Themis, reusable rocket ©ArianeGroup
What do Greek Mythodoly and space exploration have in common? A lot!
The European Space Agency (ESA) is taking the first steps toward the in-flight demonstration of a prototype reusable rocket first stage from 2023 onwards. ESA’s reusable rocket is called Themis.
On Themis and ESA’s Themis program
In Greek Mythology, Themis was the Goddess of Justice. She was one of the Titans, a Titaness, daughter of Uranus and Gaea. Themis was the human-like representation of the natural and moral order.
She was the second wife of Zeus. The marriage helped the supreme Olympian to stabilize his power over all gods and humans. Themis’ symbols are the Scales of Justice, tools used to remain balanced and pragmatic.
The EU Themis program is going to provide Europe valuable information on the economic value of rocket reusability. The program is also going to test technologies for potential use on future European launch vehicles.
According to ESA, Themis was born out of decisions made at Space19+, European advances in technologies for reusability, and a more agile and cost-driven approach to space technology development.
On December 15, 2020, ESA signed a contract worth €33 million with prime contractor ArianeGroup in France for the Themis Initial Phase. ArianeGroup and its collaborators in Belgium, Switzerland, France, and Sweden offer critical technical know-how gained through the development of Europe’s next-generation engine –Prometheus– which will power Themis.
Themis is 30 meter high and 3.5 meters in diameter. This single-stage vehicle demonstrator holds 130 tonnes of liquid oxygen/methane to fuel three aligned Prometheus engines.
This first phase of the Themis program involves preparation of the flight vehicle technologies, the test bench, and static firing demonstrations at Vernon in France. The city of Vernon is known for its production of engines by the SNECMA group.
The first phase also includes the preparation of the ground segment at the Esrange Space Center in Kiruna, Sweden, for the first hop tests and any associated flight vehicle modifications.
The aim of the Themis program is to complete tests early on in the development cycle. This will achieve technological milestones that will accelerate development and guide the final build.
Suborbital flight tests of Themis are scheduled as of 2023 at Europe’s Spaceport in Kourou, French Guiana.
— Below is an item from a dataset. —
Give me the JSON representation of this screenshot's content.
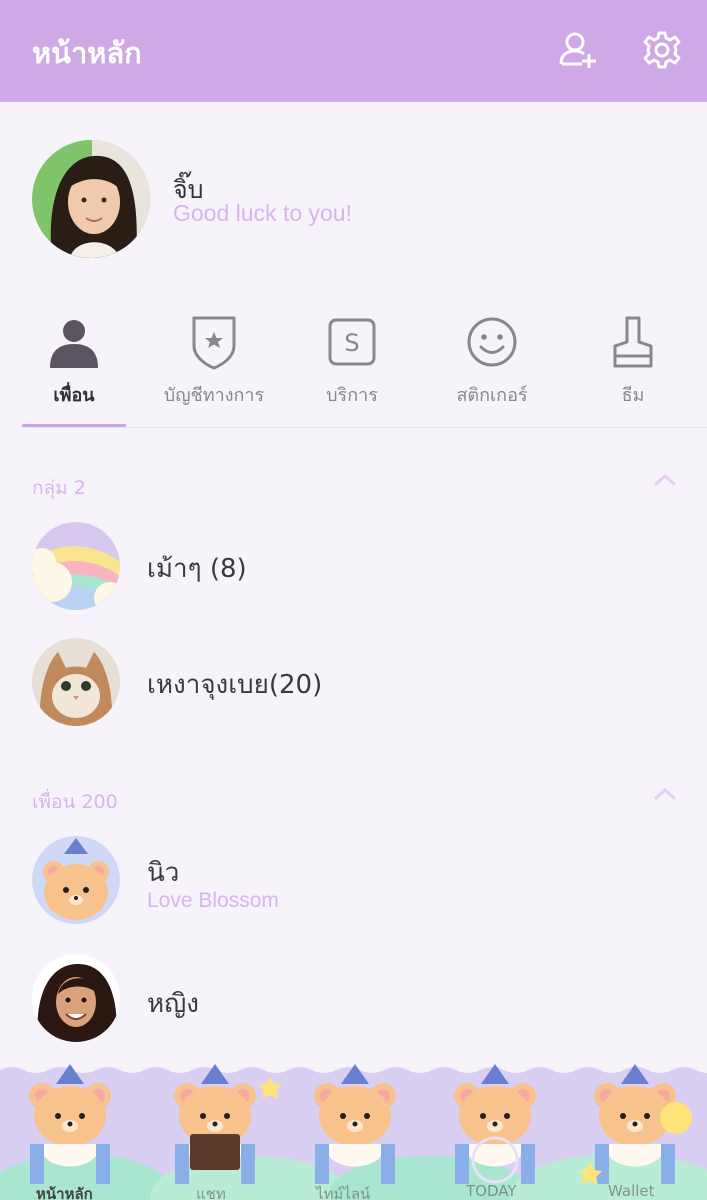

Two landing sites are under consideration: The Diamant Zone, used for experimental demonstrations, or the Ariane 5 launch complex, which will become available after the transition from the Ariane 5 to the next-generation Ariane 6.
“Themis will advance key technologies and demonstrate reusability capabilities in Europe. This will create additional options for lowering the cost of access to space and increase Europe’s flexibility to offer a variety of launch services,” said Daniel Neuenschwander, ESA Director of Space Transportation.
André-Hubert Roussel, CEO at ArianeGroup said that “powered by the Prometheus engine demonstrator, running on liquid oxygen/methane or oxygen/hydrogen combinations, Themis will lead to the proving and development of very low-cost launcher solutions, while contributing to energy transition to a more eco-responsible space launcher sector.”
Prometheus: The Greek god of fire and Europe’s next-generation engine
Prometheus, in Greek Mythology, was one of the Titans, and a god of fire. His intellectual side was emphasized by the apparent meaning of his name, Forethinker. In common belief, he developed into a master craftsman; and in this connection, he was associated with fire and the creation of mortals.
ESA’s Prometheus looks a little different from the Greek god of fire. However, it is expected to be just as powerful as the mythological Titan.
Prometheus is an ultra-low cost reusable rocket engine demonstrator that uses liquid oxygen–methane propellants. Prometheus will power Europe’s future launchers. The turbo pump for Prometheus rocket engine was 3D-printed.
The mono-shaft turbo pump, built via additive layer-by-layer manufacturing (ALM) methods, is a key technology. It enables a radical simplification of the engine layout and slashes costs. Thanks to ALM, the pump’s highly integrated components require no additional surface finishing post-manufacturing, which cuts costs even further.
ESA’s Prometheus is a highly versatile engine capable of providing 1000 kN of variable thrust and is reignitable which makes it suitable for core, booster, and upper stage application. An onboard computer handles engine management and monitoring in real time –a crucial feature for reusability.
ESA and ArianeGroup developed the full-scale demonstrator and ground tested it in November 2020.